WHAT IS REQUIRED =
Exactly repeat the full listing that follows.

INPUT =

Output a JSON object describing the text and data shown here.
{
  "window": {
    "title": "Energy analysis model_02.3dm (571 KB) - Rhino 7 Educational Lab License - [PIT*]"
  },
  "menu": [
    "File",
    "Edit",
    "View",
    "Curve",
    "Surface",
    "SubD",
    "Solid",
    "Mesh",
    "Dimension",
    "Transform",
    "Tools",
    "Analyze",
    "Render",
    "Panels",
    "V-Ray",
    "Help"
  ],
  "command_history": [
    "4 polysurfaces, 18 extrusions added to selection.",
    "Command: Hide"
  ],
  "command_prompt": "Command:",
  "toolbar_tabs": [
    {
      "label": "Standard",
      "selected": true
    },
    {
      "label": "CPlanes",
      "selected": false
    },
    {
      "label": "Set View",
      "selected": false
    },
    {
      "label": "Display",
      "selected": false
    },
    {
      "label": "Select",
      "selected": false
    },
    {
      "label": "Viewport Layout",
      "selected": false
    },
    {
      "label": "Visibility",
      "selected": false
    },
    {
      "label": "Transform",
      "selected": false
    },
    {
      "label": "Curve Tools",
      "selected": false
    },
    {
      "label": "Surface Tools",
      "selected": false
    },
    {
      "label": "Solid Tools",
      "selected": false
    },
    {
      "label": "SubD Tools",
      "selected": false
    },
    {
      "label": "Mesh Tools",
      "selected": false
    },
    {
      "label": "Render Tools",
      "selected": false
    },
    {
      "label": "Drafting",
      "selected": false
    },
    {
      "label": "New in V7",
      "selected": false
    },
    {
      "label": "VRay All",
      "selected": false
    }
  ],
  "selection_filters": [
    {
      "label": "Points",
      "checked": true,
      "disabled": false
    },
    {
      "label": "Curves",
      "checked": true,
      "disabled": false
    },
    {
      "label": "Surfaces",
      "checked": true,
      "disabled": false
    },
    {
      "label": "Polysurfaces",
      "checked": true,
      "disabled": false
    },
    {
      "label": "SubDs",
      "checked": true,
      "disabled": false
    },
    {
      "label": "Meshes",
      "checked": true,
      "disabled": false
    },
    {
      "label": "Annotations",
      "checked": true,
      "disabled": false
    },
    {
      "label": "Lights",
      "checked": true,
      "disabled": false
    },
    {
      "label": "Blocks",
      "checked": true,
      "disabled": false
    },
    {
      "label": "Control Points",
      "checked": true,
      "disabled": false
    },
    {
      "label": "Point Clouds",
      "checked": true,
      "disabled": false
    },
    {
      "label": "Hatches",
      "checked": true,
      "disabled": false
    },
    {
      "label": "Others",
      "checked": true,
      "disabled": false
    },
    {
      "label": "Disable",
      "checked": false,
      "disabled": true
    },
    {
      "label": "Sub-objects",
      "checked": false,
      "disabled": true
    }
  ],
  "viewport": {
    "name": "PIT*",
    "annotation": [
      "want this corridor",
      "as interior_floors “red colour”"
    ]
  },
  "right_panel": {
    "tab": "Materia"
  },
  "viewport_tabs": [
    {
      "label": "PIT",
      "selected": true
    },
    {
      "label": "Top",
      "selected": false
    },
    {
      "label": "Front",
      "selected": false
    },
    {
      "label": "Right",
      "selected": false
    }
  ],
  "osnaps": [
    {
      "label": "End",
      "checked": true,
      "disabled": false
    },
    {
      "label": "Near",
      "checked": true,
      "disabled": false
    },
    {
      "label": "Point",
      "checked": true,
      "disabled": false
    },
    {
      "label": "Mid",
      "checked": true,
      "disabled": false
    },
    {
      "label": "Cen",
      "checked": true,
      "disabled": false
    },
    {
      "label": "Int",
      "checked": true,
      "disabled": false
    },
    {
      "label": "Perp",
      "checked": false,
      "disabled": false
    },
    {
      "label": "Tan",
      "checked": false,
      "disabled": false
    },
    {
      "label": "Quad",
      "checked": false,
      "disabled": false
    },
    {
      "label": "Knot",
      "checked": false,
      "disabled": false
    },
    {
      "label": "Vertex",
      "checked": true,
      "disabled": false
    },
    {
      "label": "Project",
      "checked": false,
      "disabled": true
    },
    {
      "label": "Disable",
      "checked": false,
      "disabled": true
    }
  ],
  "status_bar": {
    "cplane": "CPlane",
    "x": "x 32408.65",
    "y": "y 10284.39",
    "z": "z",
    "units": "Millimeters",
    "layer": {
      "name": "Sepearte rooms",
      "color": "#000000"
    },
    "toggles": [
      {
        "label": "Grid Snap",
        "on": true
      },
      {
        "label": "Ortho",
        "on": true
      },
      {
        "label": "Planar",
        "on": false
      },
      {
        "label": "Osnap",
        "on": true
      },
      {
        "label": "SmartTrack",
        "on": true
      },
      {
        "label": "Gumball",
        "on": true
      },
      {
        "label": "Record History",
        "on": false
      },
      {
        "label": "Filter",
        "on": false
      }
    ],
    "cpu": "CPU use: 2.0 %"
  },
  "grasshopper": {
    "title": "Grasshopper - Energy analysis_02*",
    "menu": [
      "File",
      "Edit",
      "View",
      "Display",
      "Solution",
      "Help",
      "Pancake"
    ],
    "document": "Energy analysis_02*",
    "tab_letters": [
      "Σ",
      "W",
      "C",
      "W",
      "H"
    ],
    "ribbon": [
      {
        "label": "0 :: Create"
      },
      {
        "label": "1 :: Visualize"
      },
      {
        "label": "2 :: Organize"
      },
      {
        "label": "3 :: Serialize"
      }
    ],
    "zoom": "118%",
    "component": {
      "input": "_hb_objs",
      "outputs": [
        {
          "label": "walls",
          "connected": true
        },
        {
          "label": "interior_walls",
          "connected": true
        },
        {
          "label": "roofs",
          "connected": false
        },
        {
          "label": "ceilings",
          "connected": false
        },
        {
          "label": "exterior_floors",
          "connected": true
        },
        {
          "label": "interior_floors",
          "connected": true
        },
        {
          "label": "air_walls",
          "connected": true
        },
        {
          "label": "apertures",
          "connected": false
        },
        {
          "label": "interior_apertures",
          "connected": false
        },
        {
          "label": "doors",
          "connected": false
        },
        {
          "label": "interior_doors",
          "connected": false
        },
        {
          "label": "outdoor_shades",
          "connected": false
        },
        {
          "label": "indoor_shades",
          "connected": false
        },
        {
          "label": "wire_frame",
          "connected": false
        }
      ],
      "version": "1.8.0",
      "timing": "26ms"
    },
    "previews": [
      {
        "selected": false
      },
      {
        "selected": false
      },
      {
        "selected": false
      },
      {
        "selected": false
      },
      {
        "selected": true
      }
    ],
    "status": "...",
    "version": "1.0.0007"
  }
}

TASK RESULT =
Output a JSON object describing the text and data shown here.
{
  "window": {
    "title": "Energy analysis model_02.3dm (571 KB) - Rhino 7 Educational Lab License - [PIT*]"
  },
  "menu": [
    "File",
    "Edit",
    "View",
    "Curve",
    "Surface",
    "SubD",
    "Solid",
    "Mesh",
    "Dimension",
    "Transform",
    "Tools",
    "Analyze",
    "Render",
    "Panels",
    "V-Ray",
    "Help"
  ],
  "command_history": [
    "4 polysurfaces, 18 extrusions added to selection.",
    "Command: Hide"
  ],
  "command_prompt": "Command:",
  "toolbar_tabs": [
    {
      "label": "Standard",
      "selected": true
    },
    {
      "label": "CPlanes",
      "selected": false
    },
    {
      "label": "Set View",
      "selected": false
    },
    {
      "label": "Display",
      "selected": false
    },
    {
      "label": "Select",
      "selected": false
    },
    {
      "label": "Viewport Layout",
      "selected": false
    },
    {
      "label": "Visibility",
      "selected": false
    },
    {
      "label": "Transform",
      "selected": false
    },
    {
      "label": "Curve Tools",
      "selected": false
    },
    {
      "label": "Surface Tools",
      "selected": false
    },
    {
      "label": "Solid Tools",
      "selected": false
    },
    {
      "label": "SubD Tools",
      "selected": false
    },
    {
      "label": "Mesh Tools",
      "selected": false
    },
    {
      "label": "Render Tools",
      "selected": false
    },
    {
      "label": "Drafting",
      "selected": false
    },
    {
      "label": "New in V7",
      "selected": false
    },
    {
      "label": "VRay All",
      "selected": false
    }
  ],
  "selection_filters": [
    {
      "label": "Points",
      "checked": true,
      "disabled": false
    },
    {
      "label": "Curves",
      "checked": true,
      "disabled": false
    },
    {
      "label": "Surfaces",
      "checked": true,
      "disabled": false
    },
    {
      "label": "Polysurfaces",
      "checked": true,
      "disabled": false
    },
    {
      "label": "SubDs",
      "checked": true,
      "disabled": false
    },
    {
      "label": "Meshes",
      "checked": true,
      "disabled": false
    },
    {
      "label": "Annotations",
      "checked": true,
      "disabled": false
    },
    {
      "label": "Lights",
      "checked": true,
      "disabled": false
    },
    {
      "label": "Blocks",
      "checked": true,
      "disabled": false
    },
    {
      "label": "Control Points",
      "checked": true,
      "disabled": false
    },
    {
      "label": "Point Clouds",
      "checked": true,
      "disabled": false
    },
    {
      "label": "Hatches",
      "checked": true,
      "disabled": false
    },
    {
      "label": "Others",
      "checked": true,
      "disabled": false
    },
    {
      "label": "Disable",
      "checked": false,
      "disabled": true
    },
    {
      "label": "Sub-objects",
      "checked": false,
      "disabled": true
    }
  ],
  "viewport": {
    "name": "PIT*",
    "annotation": [
      "want this corridor",
      "as interior_floors “red colour”"
    ]
  },
  "right_panel": {
    "tab": "Materia"
  },
  "viewport_tabs": [
    {
      "label": "PIT",
      "selected": true
    },
    {
      "label": "Top",
      "selected": false
    },
    {
      "label": "Front",
      "selected": false
    },
    {
      "label": "Right",
      "selected": false
    }
  ],
  "osnaps": [
    {
      "label": "End",
      "checked": true,
      "disabled": false
    },
    {
      "label": "Near",
      "checked": true,
      "disabled": false
    },
    {
      "label": "Point",
      "checked": true,
      "disabled": false
    },
    {
      "label": "Mid",
      "checked": true,
      "disabled": false
    },
    {
      "label": "Cen",
      "checked": true,
      "disabled": false
    },
    {
      "label": "Int",
      "checked": true,
      "disabled": false
    },
    {
      "label": "Perp",
      "checked": false,
      "disabled": false
    },
    {
      "label": "Tan",
      "checked": false,
      "disabled": false
    },
    {
      "label": "Quad",
      "checked": false,
      "disabled": false
    },
    {
      "label": "Knot",
      "checked": false,
      "disabled": false
    },
    {
      "label": "Vertex",
      "checked": true,
      "disabled": false
    },
    {
      "label": "Project",
      "checked": false,
      "disabled": true
    },
    {
      "label": "Disable",
      "checked": false,
      "disabled": true
    }
  ],
  "status_bar": {
    "cplane": "CPlane",
    "x": "x 32408.65",
    "y": "y 10284.39",
    "z": "z",
    "units": "Millimeters",
    "layer": {
      "name": "Sepearte rooms",
      "color": "#000000"
    },
    "toggles": [
      {
        "label": "Grid Snap",
        "on": true
      },
      {
        "label": "Ortho",
        "on": true
      },
      {
        "label": "Planar",
        "on": false
      },
      {
        "label": "Osnap",
        "on": true
      },
      {
        "label": "SmartTrack",
        "on": true
      },
      {
        "label": "Gumball",
        "on": true
      },
      {
        "label": "Record History",
        "on": false
      },
      {
        "label": "Filter",
        "on": false
      }
    ],
    "cpu": "CPU use: 2.0 %"
  },
  "grasshopper": {
    "title": "Grasshopper - Energy analysis_02*",
    "menu": [
      "File",
      "Edit",
      "View",
      "Display",
      "Solution",
      "Help",
      "Pancake"
    ],
    "document": "Energy analysis_02*",
    "tab_letters": [
      "Σ",
      "W",
      "C",
      "W",
      "H"
    ],
    "ribbon": [
      {
        "label": "0 :: Create"
      },
      {
        "label": "1 :: Visualize"
      },
      {
        "label": "2 :: Organize"
      },
      {
        "label": "3 :: Serialize"
      }
    ],
    "zoom": "118%",
    "component": {
      "input": "_hb_objs",
      "outputs": [
        {
          "label": "walls",
          "connected": true
        },
        {
          "label": "interior_walls",
          "connected": true
        },
        {
          "label": "roofs",
          "connected": false
        },
        {
          "label": "ceilings",
          "connected": false
        },
        {
          "label": "exterior_floors",
          "connected": true
        },
        {
          "label": "interior_floors",
          "connected": true
        },
        {
          "label": "air_walls",
          "connected": true
        },
        {
          "label": "apertures",
          "connected": false
        },
        {
          "label": "interior_apertures",
          "connected": false
        },
        {
          "label": "doors",
          "connected": false
        },
        {
          "label": "interior_doors",
          "connected": false
        },
        {
          "label": "outdoor_shades",
          "connected": false
        },
        {
          "label": "indoor_shades",
          "connected": false
        },
        {
          "label": "wire_frame",
          "connected": false
        }
      ],
      "version": "1.8.0",
      "timing": "26ms"
    },
    "previews": [
      {
        "selected": false
      },
      {
        "selected": false
      },
      {
        "selected": false
      },
      {
        "selected": false
      },
      {
        "selected": true
      }
    ],
    "status": "...",
    "version": "1.0.0007"
  }
}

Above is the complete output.